"""
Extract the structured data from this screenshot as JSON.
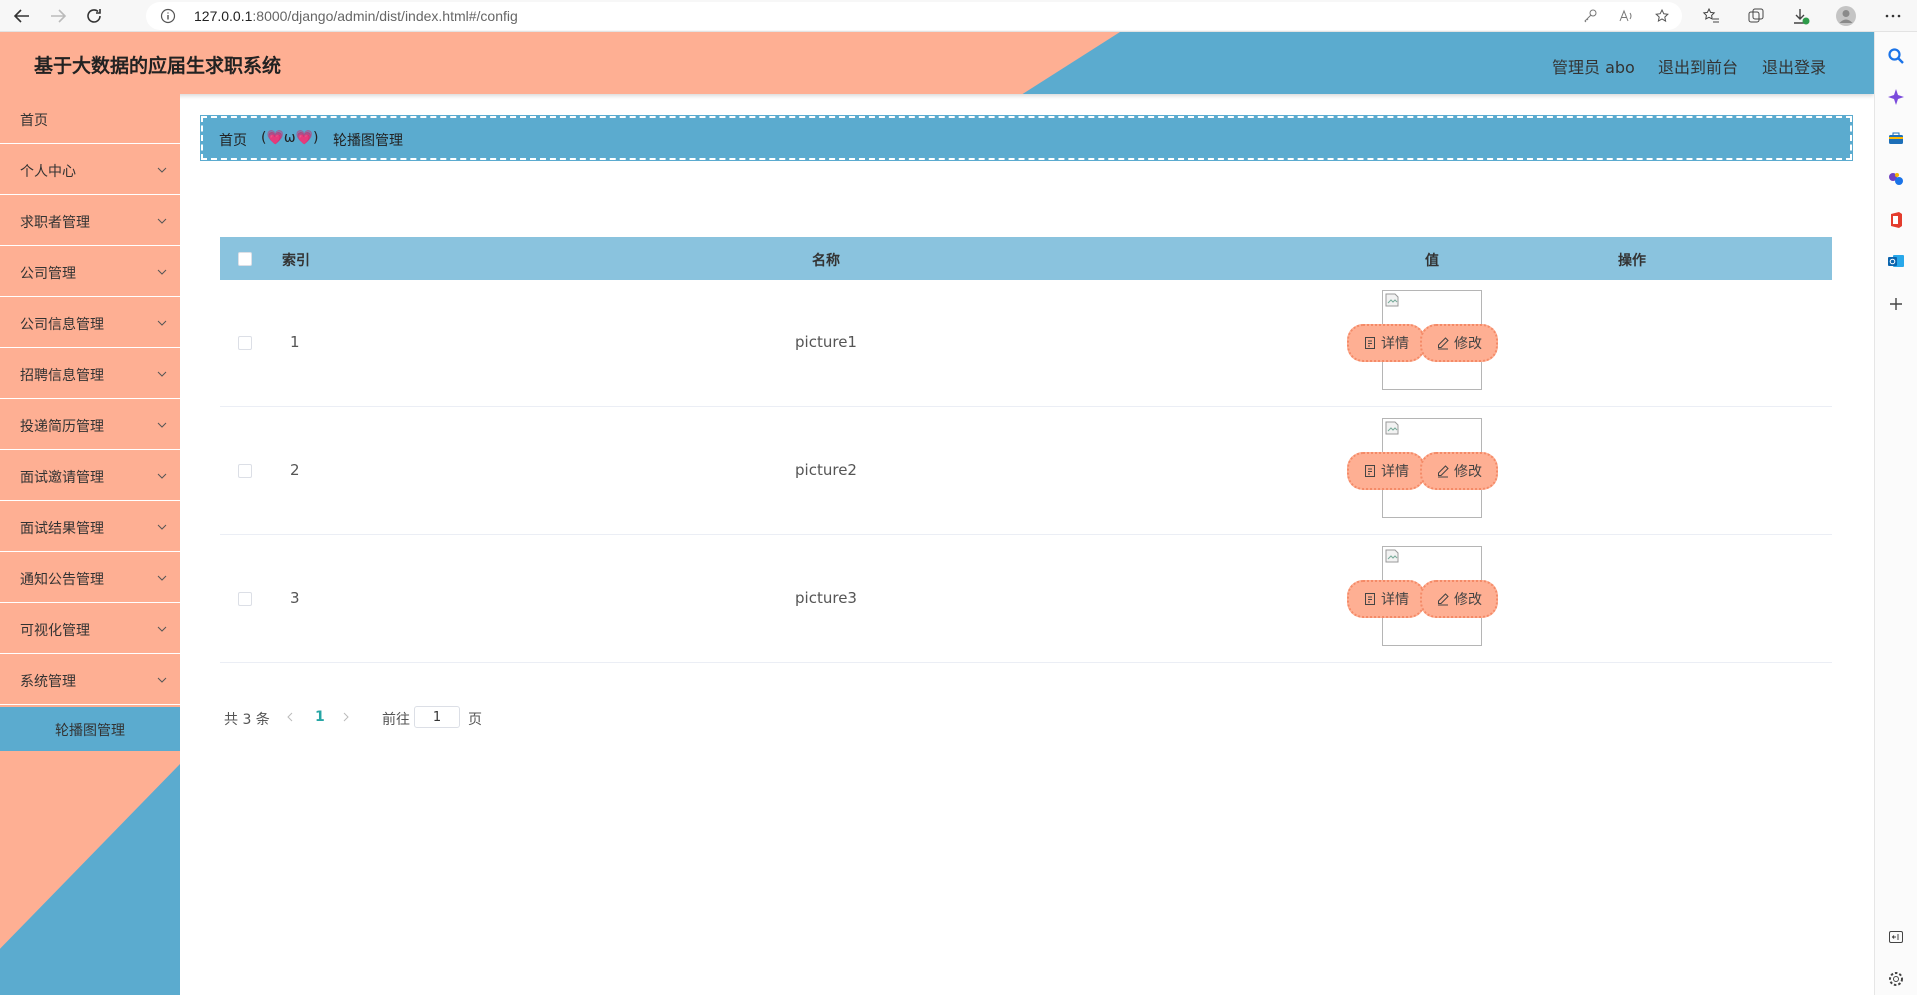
{
  "browser": {
    "url_host": "127.0.0.1",
    "url_rest": ":8000/django/admin/dist/index.html#/config"
  },
  "header": {
    "title": "基于大数据的应届生求职系统",
    "user_label": "管理员 abo",
    "frontend_link": "退出到前台",
    "logout_link": "退出登录"
  },
  "sidebar": {
    "items": [
      {
        "label": "首页",
        "has_arrow": false
      },
      {
        "label": "个人中心",
        "has_arrow": true
      },
      {
        "label": "求职者管理",
        "has_arrow": true
      },
      {
        "label": "公司管理",
        "has_arrow": true
      },
      {
        "label": "公司信息管理",
        "has_arrow": true
      },
      {
        "label": "招聘信息管理",
        "has_arrow": true
      },
      {
        "label": "投递简历管理",
        "has_arrow": true
      },
      {
        "label": "面试邀请管理",
        "has_arrow": true
      },
      {
        "label": "面试结果管理",
        "has_arrow": true
      },
      {
        "label": "通知公告管理",
        "has_arrow": true
      },
      {
        "label": "可视化管理",
        "has_arrow": true
      },
      {
        "label": "系统管理",
        "has_arrow": true
      }
    ],
    "submenu_active": "轮播图管理"
  },
  "breadcrumb": {
    "home": "首页",
    "separator": "(💗ω💗)",
    "current": "轮播图管理"
  },
  "table": {
    "columns": {
      "index": "索引",
      "name": "名称",
      "value": "值",
      "actions": "操作"
    },
    "rows": [
      {
        "index": "1",
        "name": "picture1"
      },
      {
        "index": "2",
        "name": "picture2"
      },
      {
        "index": "3",
        "name": "picture3"
      }
    ],
    "detail_label": "详情",
    "edit_label": "修改"
  },
  "pagination": {
    "total": "共 3 条",
    "current_page": "1",
    "goto_label": "前往",
    "goto_value": "1",
    "page_suffix": "页"
  },
  "colors": {
    "peach": "#feaf93",
    "blue": "#5babcf",
    "table_header": "#8ac3de",
    "active_page": "#27a6a5"
  }
}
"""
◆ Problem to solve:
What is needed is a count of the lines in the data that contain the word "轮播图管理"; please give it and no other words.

◆ Answer box:
2